Port Moody, B.C. - The departure of a cross-country rail trip designed to boost enthusiasm for the Vancouver 2010 Olympics is being overshadowed by noisy protesters.

About three dozen protesters attempted to drown out a ceremony in Port Moody, B.C., held to mark the departure of the Canadian Pacific Spirit Train.

There were scuffles with police as officers tried to hold the protesters back, and one man was arrested and carried away by his arms and legs.

With several hundred people attending the event, the group -- a mix of First Nations and non-First Nations protesters -- yelled slogans about stolen native land and housing.

The train is staging a 10-city tour, and anti-Olympic activists have pledged to meet the train at every stop.

A group calling itself the Olympic Resistance Network says the Olympics will displace Vancouver's homeless population, hurt the environment and perpetuate the "theft of indigenous land.''

The federal government has worked hard to counter such criticism, signing agreements worth billions of dollars with the four bands whose traditional territories are home to the Games.

The Spirit Train is scheduled to stop in Calgary, Edmonton, Saskatoon, Winnipeg, Thunder Bay, Sudbury, Mississauga and Smith Falls, Ont., before ending its journey in Montreal on Oct. 18.

The train will make a repeat journey in the fall of next year and potentially after the Games as a tour for medallists.

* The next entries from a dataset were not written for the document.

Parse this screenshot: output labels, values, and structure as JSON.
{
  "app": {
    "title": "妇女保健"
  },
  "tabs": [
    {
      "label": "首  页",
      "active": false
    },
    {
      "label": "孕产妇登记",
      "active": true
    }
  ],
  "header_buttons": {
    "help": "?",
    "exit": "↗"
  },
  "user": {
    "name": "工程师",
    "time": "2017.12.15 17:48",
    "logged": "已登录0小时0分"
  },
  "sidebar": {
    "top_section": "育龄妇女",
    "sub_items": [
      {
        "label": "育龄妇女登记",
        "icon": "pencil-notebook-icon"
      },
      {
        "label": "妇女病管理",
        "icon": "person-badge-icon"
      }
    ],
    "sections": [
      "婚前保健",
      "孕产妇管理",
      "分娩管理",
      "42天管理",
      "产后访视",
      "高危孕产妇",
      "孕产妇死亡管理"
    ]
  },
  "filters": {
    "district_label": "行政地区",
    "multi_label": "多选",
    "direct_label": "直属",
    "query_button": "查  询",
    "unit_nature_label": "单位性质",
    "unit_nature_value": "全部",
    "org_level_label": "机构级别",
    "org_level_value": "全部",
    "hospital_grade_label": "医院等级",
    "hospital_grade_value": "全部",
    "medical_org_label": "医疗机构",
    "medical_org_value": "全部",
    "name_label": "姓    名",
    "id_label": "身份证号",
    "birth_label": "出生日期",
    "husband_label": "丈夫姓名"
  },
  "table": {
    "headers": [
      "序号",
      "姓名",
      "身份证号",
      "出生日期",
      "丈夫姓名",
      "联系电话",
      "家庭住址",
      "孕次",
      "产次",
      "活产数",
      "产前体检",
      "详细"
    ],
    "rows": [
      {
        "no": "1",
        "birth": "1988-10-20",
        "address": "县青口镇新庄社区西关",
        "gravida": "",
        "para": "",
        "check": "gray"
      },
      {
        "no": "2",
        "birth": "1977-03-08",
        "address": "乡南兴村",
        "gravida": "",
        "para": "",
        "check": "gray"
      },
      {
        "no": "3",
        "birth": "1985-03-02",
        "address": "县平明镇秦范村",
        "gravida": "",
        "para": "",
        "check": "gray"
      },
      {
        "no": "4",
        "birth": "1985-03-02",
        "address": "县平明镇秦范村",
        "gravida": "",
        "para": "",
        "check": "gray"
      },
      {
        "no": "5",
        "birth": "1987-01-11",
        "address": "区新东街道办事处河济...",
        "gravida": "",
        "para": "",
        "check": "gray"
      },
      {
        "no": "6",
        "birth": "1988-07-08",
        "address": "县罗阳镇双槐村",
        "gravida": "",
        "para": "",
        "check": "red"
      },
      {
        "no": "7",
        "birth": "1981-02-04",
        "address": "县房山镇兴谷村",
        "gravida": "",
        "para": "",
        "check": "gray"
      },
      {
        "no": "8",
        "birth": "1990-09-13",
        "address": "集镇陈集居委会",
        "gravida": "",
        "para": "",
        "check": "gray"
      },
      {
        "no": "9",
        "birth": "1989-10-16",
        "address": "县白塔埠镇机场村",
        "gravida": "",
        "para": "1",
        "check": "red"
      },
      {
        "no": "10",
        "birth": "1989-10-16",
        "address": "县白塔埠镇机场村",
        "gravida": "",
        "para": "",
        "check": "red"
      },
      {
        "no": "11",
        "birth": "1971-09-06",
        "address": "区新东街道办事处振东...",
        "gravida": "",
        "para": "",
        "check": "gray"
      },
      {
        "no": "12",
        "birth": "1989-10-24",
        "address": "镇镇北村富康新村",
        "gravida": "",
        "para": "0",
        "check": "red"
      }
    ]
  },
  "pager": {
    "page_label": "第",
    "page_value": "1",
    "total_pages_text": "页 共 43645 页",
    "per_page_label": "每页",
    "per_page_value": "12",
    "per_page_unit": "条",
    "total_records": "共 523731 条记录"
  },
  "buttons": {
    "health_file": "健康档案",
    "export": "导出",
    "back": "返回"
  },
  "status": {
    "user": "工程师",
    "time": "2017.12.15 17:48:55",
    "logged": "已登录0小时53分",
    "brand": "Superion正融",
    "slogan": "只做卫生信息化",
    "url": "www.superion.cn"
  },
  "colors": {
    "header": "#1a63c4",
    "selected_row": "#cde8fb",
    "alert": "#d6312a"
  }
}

CP Rail paid somewhere between $3 million and $15 million to be the official rail freight services supplier to the 2010 Olympics.

With a report from The Canadian Press